[xxv] See generally Leigh Buchanan, The Battle for the Cheerleading-Uniform Industry Is Surprisingly Cutthroat and Appropriately Glittery, Slate.com (Feb. 22, 2016, 3:34 PM), https://slate.com/business/2016/02/rebel-wants-to-disrupt-the-surprisingly-entrenched-cheerleader-uniform-industry.html (explaining the dazzling effect of cheer uniforms).
[xxvi] See Amy De Klerk, Has camouflage finally become cool again?, Harper’s Bazaar (June 20, 2018), https://www.harpersbazaar.com/uk/fashion/fashion-news/a21705422/camouflage-trend-2018/ (explaining that high end fashion designers are now incorporating camouflage patterns).
[xxvii] See Charles Manning, 8 Dos and Don’ts of Wearing Camo, Cosmopolitan (Dec. 25, 2013), https://www.cosmopolitan.com/style-beauty/fashion/advice/a17548/dos-and-donts-for-wearing-camo/ (offering tips about how to wear camouflage fashionably in your daily wear).
[xxviii] See Martin Tartre, Useful Or Useless?: A Modern Perspective On The Protectability Of Useful Articles In Domestic & Foreign Copyright Law, 45 AIPLA Q. J. 467 (2017); Christopher Buccafusco & Jeanne C. Fromer, Fashion’s Function in Intellectual Property Law, 93 Notre Dame L. Rev. 51 (2017); Mala Chatterjee, Note, Conceptual Separability as Conceivability: A Philosophical Analysis of the Useful Articles Doctrine, 93 N.Y.U.L. Rev. 558 (2018).
[xxx] Id. at 569.

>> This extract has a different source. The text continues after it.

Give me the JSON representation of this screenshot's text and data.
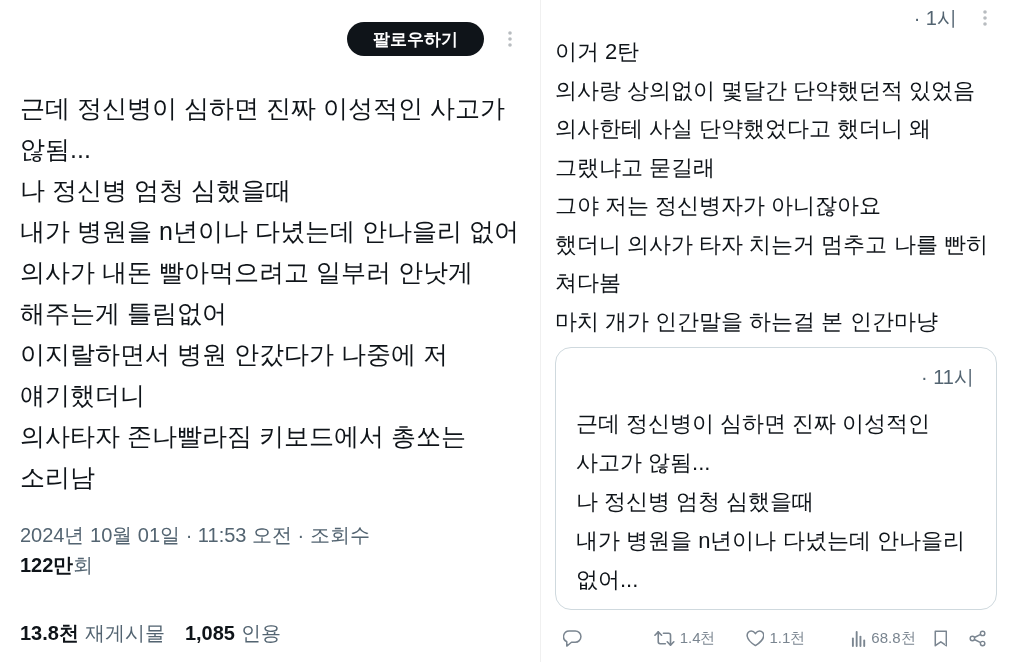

[xxxi] Peter Suciu, Khaki: The First Widespread Military Camouflage, Warfare History Network (Oct. 28, 2016),https://warfarehistorynetwork.com/2016/10/28/khaki-the-first-widespread-military-camouflage/ (explaining that khaki was the first camouflage).
[xxxii] Star Athletica, 137 S.Ct. at 1010.
[xxxiii] Id. at 1013 (alterations applied).
[xxxiv] Id. at 1010 (“The decisionmaker must determine that the separately identified feature has the capacity to exist apart from the utilitarian aspects of the article.”).
[xxxv] Id. at 1033.
[xxxviii] Buccafusco, supra note xxxvi, at 90.
[xxxix] Buccafusco, supra note xxxvi, at 91.
[xl] Buccafusco, supra note xxxvi, at 91.
[xli] See Marbury v. Madison, 1 Cranch 137, 177 (U.S. 1803) (stating that it is “emphatically the province and duty of the judicial department to say what the law is.”).
[xlii] See Matter of Wiggains, 848 F.3d 655, 661 (5th Cir, 2017) (“Where a statute’s language is “plain and unambiguous, it must be given effect.”); Christopher Buccafusco & Jeanne C. Fromer, Fashion’s Function in Intellectual Property Law, 93 Notre Dame L. Rev. 51, 91 (2017).